---------- The records ----------

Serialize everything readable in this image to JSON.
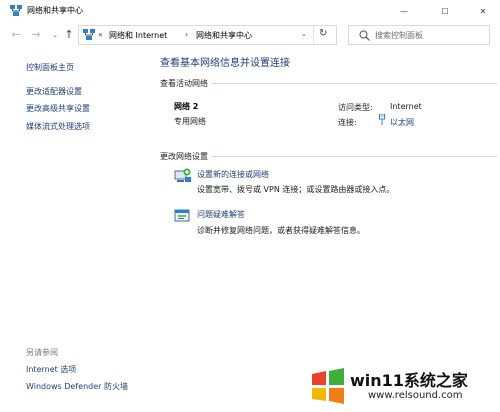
{
  "window": {
    "title": "网络和共享中心",
    "minimize_glyph": "—",
    "maximize_glyph": "☐",
    "close_glyph": "✕"
  },
  "nav": {
    "back_glyph": "←",
    "forward_glyph": "→",
    "recent_glyph": "⌄",
    "up_glyph": "↑"
  },
  "address": {
    "separator": "«",
    "crumbs": [
      "网络和 Internet",
      "网络和共享中心"
    ],
    "crumb_arrow": "›",
    "dropdown_glyph": "⌄",
    "refresh_glyph": "↻"
  },
  "search": {
    "placeholder": "搜索控制面板"
  },
  "sidebar": {
    "home": "控制面板主页",
    "items": [
      "更改适配器设置",
      "更改高级共享设置",
      "媒体流式处理选项"
    ],
    "see_also_title": "另请参阅",
    "see_also": [
      "Internet 选项",
      "Windows Defender 防火墙"
    ]
  },
  "main": {
    "title": "查看基本网络信息并设置连接",
    "active_networks_label": "查看活动网络",
    "network": {
      "name": "网络 2",
      "type": "专用网络",
      "access_type_label": "访问类型:",
      "access_type_value": "Internet",
      "connections_label": "连接:",
      "connections_value": "以太网"
    },
    "change_settings_label": "更改网络设置",
    "tasks": [
      {
        "link": "设置新的连接或网络",
        "desc": "设置宽带、拨号或 VPN 连接；或设置路由器或接入点。"
      },
      {
        "link": "问题疑难解答",
        "desc": "诊断并修复网络问题，或者获得疑难解答信息。"
      }
    ]
  },
  "watermark": {
    "brand": "win11系统之家",
    "url": "www.relsound.com",
    "colors": {
      "red": "#e8412c",
      "green": "#3fae3a",
      "yellow": "#f5b800",
      "orange": "#f07d16"
    }
  },
  "colors": {
    "link": "#1f3f7a",
    "title": "#1e3f7a",
    "divider": "#cfd8e3"
  }
}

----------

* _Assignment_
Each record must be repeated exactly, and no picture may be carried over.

* _Written solution_
Serialize everything readable in this image to JSON.
{
  "window": {
    "title": "网络和共享中心",
    "minimize_glyph": "—",
    "maximize_glyph": "☐",
    "close_glyph": "✕"
  },
  "nav": {
    "back_glyph": "←",
    "forward_glyph": "→",
    "recent_glyph": "⌄",
    "up_glyph": "↑"
  },
  "address": {
    "separator": "«",
    "crumbs": [
      "网络和 Internet",
      "网络和共享中心"
    ],
    "crumb_arrow": "›",
    "dropdown_glyph": "⌄",
    "refresh_glyph": "↻"
  },
  "search": {
    "placeholder": "搜索控制面板"
  },
  "sidebar": {
    "home": "控制面板主页",
    "items": [
      "更改适配器设置",
      "更改高级共享设置",
      "媒体流式处理选项"
    ],
    "see_also_title": "另请参阅",
    "see_also": [
      "Internet 选项",
      "Windows Defender 防火墙"
    ]
  },
  "main": {
    "title": "查看基本网络信息并设置连接",
    "active_networks_label": "查看活动网络",
    "network": {
      "name": "网络 2",
      "type": "专用网络",
      "access_type_label": "访问类型:",
      "access_type_value": "Internet",
      "connections_label": "连接:",
      "connections_value": "以太网"
    },
    "change_settings_label": "更改网络设置",
    "tasks": [
      {
        "link": "设置新的连接或网络",
        "desc": "设置宽带、拨号或 VPN 连接；或设置路由器或接入点。"
      },
      {
        "link": "问题疑难解答",
        "desc": "诊断并修复网络问题，或者获得疑难解答信息。"
      }
    ]
  },
  "watermark": {
    "brand": "win11系统之家",
    "url": "www.relsound.com",
    "colors": {
      "red": "#e8412c",
      "green": "#3fae3a",
      "yellow": "#f5b800",
      "orange": "#f07d16"
    }
  },
  "colors": {
    "link": "#1f3f7a",
    "title": "#1e3f7a",
    "divider": "#cfd8e3"
  }
}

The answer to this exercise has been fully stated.